This past Saturday at the WRW-DC meeting, Cathy Maxwell, New York Times Best Selling romance author and all around fabulous gal, conducted a workshop that started with a discussion on Voice. She hit on a number of topics during her talk, but when she shared a story about an author who told her she (the author) wasn’t going to take any more classes on character development it resonated. Cathy’s a theatre and dance undergrad, like moi, and she said the author’s statement struck her as not making a lot of sense (paraphrasing here). She added that Al Pacino still takes classes on character development. Actors are constantly working on character development. The take away – as authors, we should always be working on character development, too. No matter where we are in our career.
So I was thinking about actors and some of those female characters in particular who resonate (for me) – off the screen and from beyond the footlights. As authors, we strive to create characters that are non-stereotypical, more vibrant, more in the category of jumping off the page. To accomplish this, I think one area to focus on is belief systems — what do are characters believe, and then challenge that belief with actions, choices, tragedy, comedy, great romance, and sex.
Here’s where I’m going…
Lady Macbeth – She made choices, tough, stupid, tragic, specific choices not because she was in love, but because of the way she loved. Her choices on the surface were about power. But what was her belief system, and how did the author keep throwing obstacles in her way until her inner conflict led her to the guilt-ridden speech “Out, damned spot”, and ultimately suicide? I know it’s not a romance, but we’re talking about characters, strong, vibrant characters.
Cristina Yang – Grey’s Anatomy – I love this character – how she is written and portrayed. In my humble opinion, Cristina Yang is the Lady Macbeth of Seattle Grace. If you watch Grey’s Anatomy, check out the consistency you’ll find in this character’s choices. She is brilliant, excellent at what she does, but she craves love, and falls desperately in love with powerful, extraordinary men – who are desperately flawed. She demands that they are brilliant first, lovers second. Okay, she hasn’t changed a lot over the years – it is TV, but there have been moments.
Anastasia Grey – 50 Shades of Grey – I will admit I haven’t finished reading this book, but I’m working on it, along with the other 50 things I’m working on each day. But when the story begins Ana believes she is one type of woman. Period. The story goes on to prove to her she is more or less (according to your opinion of the book:) a very different woman, who discovers through a sexual journey with Mr. Grey her true character.

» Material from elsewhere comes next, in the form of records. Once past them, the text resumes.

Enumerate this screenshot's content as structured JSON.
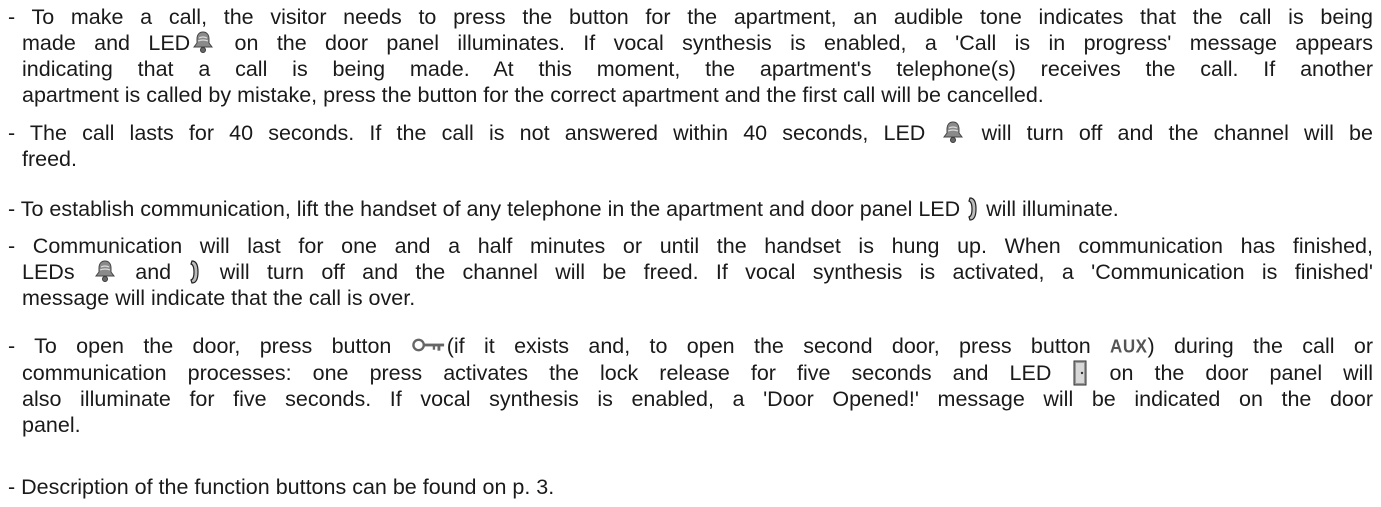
{
  "paragraphs": {
    "p1": {
      "l1": "- To make a call, the visitor needs to press the button for the apartment, an audible tone indicates that the call is being",
      "l2a": "made and LED",
      "l2b": "on the door panel illuminates. If vocal synthesis is enabled, a 'Call is in progress' message appears",
      "l3": "indicating that a call is being made. At this moment, the apartment's telephone(s) receives the call. If another",
      "l4": "apartment is called by mistake, press the button for the correct apartment and the first call will be cancelled."
    },
    "p2": {
      "l1a": "- The call lasts for 40 seconds. If the call is not answered within 40 seconds, LED",
      "l1b": "will turn off and the channel will be",
      "l2": "freed."
    },
    "p3": {
      "l1a": "- To establish communication, lift the handset of any telephone in the apartment and door panel LED",
      "l1b": "will illuminate."
    },
    "p4": {
      "l1": "- Communication will last for one and a half minutes or until the handset is hung up. When communication has finished,",
      "l2a": "LEDs",
      "l2b": "and",
      "l2c": "will turn off and the channel will be freed. If vocal synthesis is activated, a 'Communication is finished'",
      "l3": "message will indicate that the call is over."
    },
    "p5": {
      "l1a": "- To open the door, press button",
      "l1b": "(if it exists and, to open the second door, press button",
      "aux": "AUX",
      "l1c": ") during the call or",
      "l2a": "communication processes: one press activates the lock release for five seconds and LED",
      "l2b": "on the door panel will",
      "l3": "also illuminate for five seconds. If vocal synthesis is enabled, a 'Door Opened!' message will be indicated on the door",
      "l4": "panel."
    },
    "p6": {
      "l1": "- Description of the function buttons can be found on p. 3."
    }
  },
  "icons": {
    "bell": "bell-icon",
    "handset": "handset-icon",
    "key": "key-icon",
    "door": "door-icon"
  },
  "colors": {
    "text": "#1a1a1a",
    "icon": "#7a7a7a"
  }
}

I write dark and twisty stories so these characters intrigue me. What do you think about character development? What’s your biggest challenge when creating a new character, or what do you relish when you’re reading a book and the character jumps off the page? Just wondering because Nikki is getting impatient…:).